Web page and app entries ▸
+===+
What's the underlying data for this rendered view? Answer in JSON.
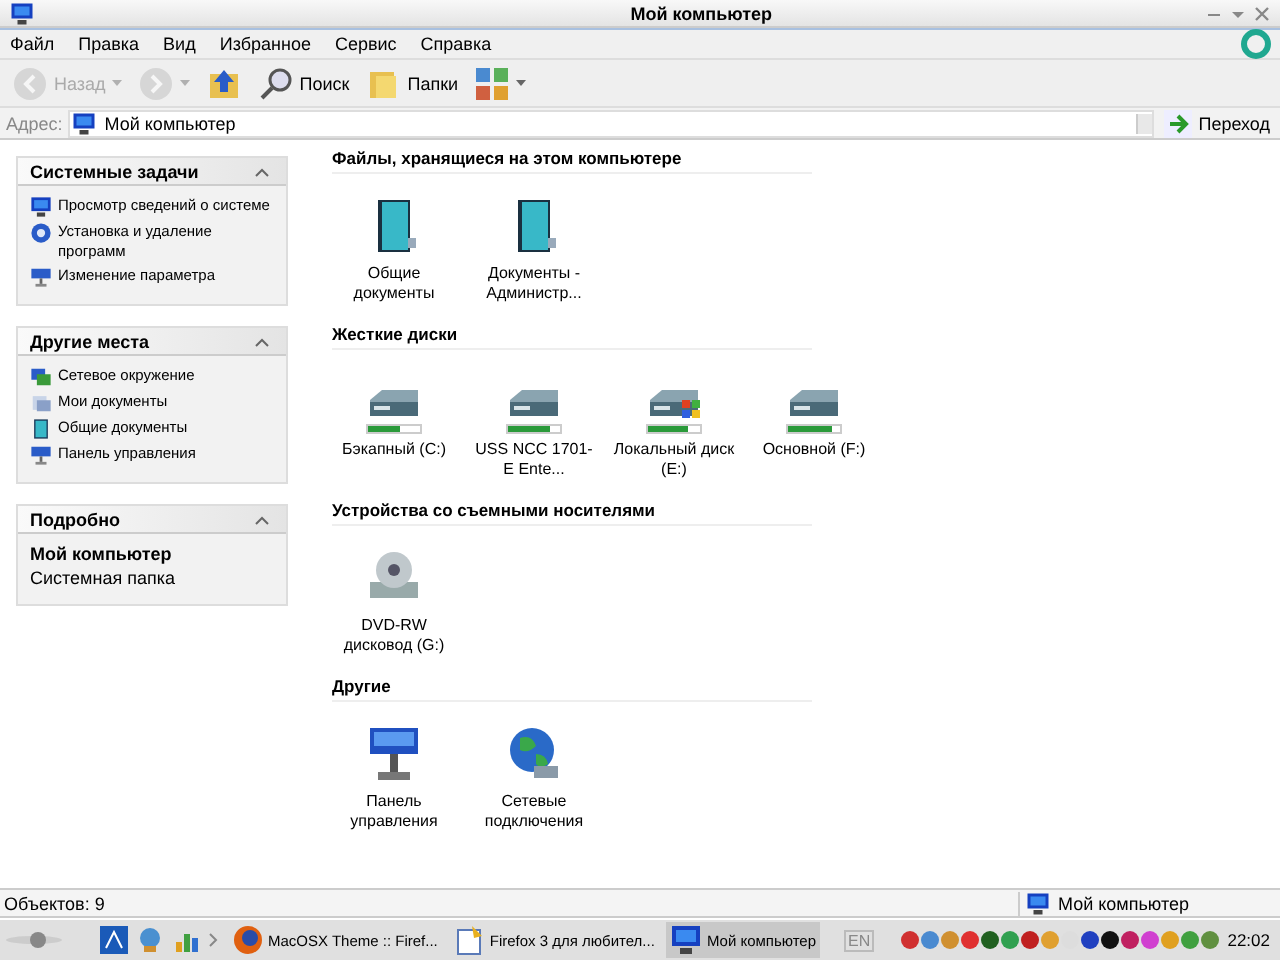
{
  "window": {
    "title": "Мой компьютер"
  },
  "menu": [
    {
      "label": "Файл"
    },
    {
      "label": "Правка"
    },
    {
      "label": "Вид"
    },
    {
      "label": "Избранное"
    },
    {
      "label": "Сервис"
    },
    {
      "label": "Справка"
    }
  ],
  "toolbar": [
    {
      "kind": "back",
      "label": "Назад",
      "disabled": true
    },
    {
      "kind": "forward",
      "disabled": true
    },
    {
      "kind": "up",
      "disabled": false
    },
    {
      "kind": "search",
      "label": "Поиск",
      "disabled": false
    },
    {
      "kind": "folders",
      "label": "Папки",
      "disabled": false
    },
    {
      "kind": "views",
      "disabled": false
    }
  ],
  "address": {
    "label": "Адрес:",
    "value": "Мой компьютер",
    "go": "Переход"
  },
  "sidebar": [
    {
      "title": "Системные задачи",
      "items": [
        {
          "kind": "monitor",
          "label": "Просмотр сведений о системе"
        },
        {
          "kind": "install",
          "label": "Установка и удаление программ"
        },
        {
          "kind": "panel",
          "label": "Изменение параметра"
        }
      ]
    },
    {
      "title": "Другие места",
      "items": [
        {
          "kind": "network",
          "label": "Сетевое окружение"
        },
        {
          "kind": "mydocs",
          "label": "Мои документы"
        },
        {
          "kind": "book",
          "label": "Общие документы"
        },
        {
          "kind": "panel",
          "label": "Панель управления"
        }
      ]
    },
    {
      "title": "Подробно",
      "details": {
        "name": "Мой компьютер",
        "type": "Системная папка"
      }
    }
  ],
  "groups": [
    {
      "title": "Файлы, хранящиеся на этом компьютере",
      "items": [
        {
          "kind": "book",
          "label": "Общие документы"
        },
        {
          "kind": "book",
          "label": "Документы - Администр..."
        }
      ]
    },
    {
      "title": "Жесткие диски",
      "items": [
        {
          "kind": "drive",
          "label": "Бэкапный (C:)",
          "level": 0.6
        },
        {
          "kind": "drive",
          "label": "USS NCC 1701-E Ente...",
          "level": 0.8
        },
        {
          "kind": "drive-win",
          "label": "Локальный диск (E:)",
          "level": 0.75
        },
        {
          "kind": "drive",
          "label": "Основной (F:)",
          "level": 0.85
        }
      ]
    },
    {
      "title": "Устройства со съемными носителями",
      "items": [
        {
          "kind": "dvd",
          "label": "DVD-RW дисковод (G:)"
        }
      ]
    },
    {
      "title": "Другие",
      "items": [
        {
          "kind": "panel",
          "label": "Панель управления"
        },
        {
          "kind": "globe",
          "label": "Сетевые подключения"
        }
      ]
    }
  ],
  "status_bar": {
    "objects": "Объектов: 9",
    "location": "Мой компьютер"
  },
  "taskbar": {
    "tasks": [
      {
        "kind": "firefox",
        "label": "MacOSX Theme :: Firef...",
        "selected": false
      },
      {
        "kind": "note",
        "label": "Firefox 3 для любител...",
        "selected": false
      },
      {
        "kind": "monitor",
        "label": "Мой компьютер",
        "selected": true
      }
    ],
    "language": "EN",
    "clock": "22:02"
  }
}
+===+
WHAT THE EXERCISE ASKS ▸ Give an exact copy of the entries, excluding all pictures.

TASK RESPONSE ▸
What's the underlying data for this rendered view? Answer in JSON.
{
  "window": {
    "title": "Мой компьютер"
  },
  "menu": [
    {
      "label": "Файл"
    },
    {
      "label": "Правка"
    },
    {
      "label": "Вид"
    },
    {
      "label": "Избранное"
    },
    {
      "label": "Сервис"
    },
    {
      "label": "Справка"
    }
  ],
  "toolbar": [
    {
      "kind": "back",
      "label": "Назад",
      "disabled": true
    },
    {
      "kind": "forward",
      "disabled": true
    },
    {
      "kind": "up",
      "disabled": false
    },
    {
      "kind": "search",
      "label": "Поиск",
      "disabled": false
    },
    {
      "kind": "folders",
      "label": "Папки",
      "disabled": false
    },
    {
      "kind": "views",
      "disabled": false
    }
  ],
  "address": {
    "label": "Адрес:",
    "value": "Мой компьютер",
    "go": "Переход"
  },
  "sidebar": [
    {
      "title": "Системные задачи",
      "items": [
        {
          "kind": "monitor",
          "label": "Просмотр сведений о системе"
        },
        {
          "kind": "install",
          "label": "Установка и удаление программ"
        },
        {
          "kind": "panel",
          "label": "Изменение параметра"
        }
      ]
    },
    {
      "title": "Другие места",
      "items": [
        {
          "kind": "network",
          "label": "Сетевое окружение"
        },
        {
          "kind": "mydocs",
          "label": "Мои документы"
        },
        {
          "kind": "book",
          "label": "Общие документы"
        },
        {
          "kind": "panel",
          "label": "Панель управления"
        }
      ]
    },
    {
      "title": "Подробно",
      "details": {
        "name": "Мой компьютер",
        "type": "Системная папка"
      }
    }
  ],
  "groups": [
    {
      "title": "Файлы, хранящиеся на этом компьютере",
      "items": [
        {
          "kind": "book",
          "label": "Общие документы"
        },
        {
          "kind": "book",
          "label": "Документы - Администр..."
        }
      ]
    },
    {
      "title": "Жесткие диски",
      "items": [
        {
          "kind": "drive",
          "label": "Бэкапный (C:)",
          "level": 0.6
        },
        {
          "kind": "drive",
          "label": "USS NCC 1701-E Ente...",
          "level": 0.8
        },
        {
          "kind": "drive-win",
          "label": "Локальный диск (E:)",
          "level": 0.75
        },
        {
          "kind": "drive",
          "label": "Основной (F:)",
          "level": 0.85
        }
      ]
    },
    {
      "title": "Устройства со съемными носителями",
      "items": [
        {
          "kind": "dvd",
          "label": "DVD-RW дисковод (G:)"
        }
      ]
    },
    {
      "title": "Другие",
      "items": [
        {
          "kind": "panel",
          "label": "Панель управления"
        },
        {
          "kind": "globe",
          "label": "Сетевые подключения"
        }
      ]
    }
  ],
  "status_bar": {
    "objects": "Объектов: 9",
    "location": "Мой компьютер"
  },
  "taskbar": {
    "tasks": [
      {
        "kind": "firefox",
        "label": "MacOSX Theme :: Firef...",
        "selected": false
      },
      {
        "kind": "note",
        "label": "Firefox 3 для любител...",
        "selected": false
      },
      {
        "kind": "monitor",
        "label": "Мой компьютер",
        "selected": true
      }
    ],
    "language": "EN",
    "clock": "22:02"
  }
}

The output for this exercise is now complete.